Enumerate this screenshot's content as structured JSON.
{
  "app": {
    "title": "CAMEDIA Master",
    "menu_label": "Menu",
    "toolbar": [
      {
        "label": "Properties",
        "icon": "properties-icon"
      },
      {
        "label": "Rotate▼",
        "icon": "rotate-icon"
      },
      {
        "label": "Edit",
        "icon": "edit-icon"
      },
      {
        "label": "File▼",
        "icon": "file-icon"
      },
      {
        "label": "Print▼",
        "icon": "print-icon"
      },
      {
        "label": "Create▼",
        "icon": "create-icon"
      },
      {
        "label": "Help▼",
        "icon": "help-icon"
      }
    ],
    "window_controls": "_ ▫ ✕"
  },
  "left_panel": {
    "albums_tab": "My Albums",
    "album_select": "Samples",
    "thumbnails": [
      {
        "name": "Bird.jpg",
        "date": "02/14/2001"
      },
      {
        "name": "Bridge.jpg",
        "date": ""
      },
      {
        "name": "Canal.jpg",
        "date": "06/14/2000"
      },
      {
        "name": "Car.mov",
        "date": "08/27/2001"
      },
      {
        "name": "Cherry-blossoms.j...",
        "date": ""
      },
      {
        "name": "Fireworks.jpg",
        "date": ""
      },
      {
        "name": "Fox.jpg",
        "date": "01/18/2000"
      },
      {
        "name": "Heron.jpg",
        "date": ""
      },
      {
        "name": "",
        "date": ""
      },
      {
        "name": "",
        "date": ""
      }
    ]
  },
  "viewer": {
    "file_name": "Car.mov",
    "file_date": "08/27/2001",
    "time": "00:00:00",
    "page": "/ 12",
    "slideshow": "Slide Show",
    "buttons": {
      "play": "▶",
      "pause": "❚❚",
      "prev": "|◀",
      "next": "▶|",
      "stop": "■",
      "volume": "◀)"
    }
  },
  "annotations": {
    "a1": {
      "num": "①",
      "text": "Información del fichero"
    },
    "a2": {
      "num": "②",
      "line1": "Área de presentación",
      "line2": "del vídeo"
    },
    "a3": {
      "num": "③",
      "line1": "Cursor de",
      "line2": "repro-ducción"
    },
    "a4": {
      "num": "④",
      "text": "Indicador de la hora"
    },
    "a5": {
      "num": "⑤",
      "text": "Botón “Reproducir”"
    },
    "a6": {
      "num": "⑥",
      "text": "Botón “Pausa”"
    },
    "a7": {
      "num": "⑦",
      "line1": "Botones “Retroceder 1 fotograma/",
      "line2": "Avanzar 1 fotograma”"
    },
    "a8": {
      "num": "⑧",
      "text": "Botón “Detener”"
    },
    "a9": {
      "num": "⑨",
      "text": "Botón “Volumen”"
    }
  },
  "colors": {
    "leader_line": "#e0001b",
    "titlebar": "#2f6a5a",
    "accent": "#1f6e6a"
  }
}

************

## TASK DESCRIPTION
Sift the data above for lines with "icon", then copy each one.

## RESPONSE TO THIS TASK
        "icon": "properties-icon"
        "icon": "rotate-icon"
        "icon": "edit-icon"
        "icon": "file-icon"
        "icon": "print-icon"
        "icon": "create-icon"
        "icon": "help-icon"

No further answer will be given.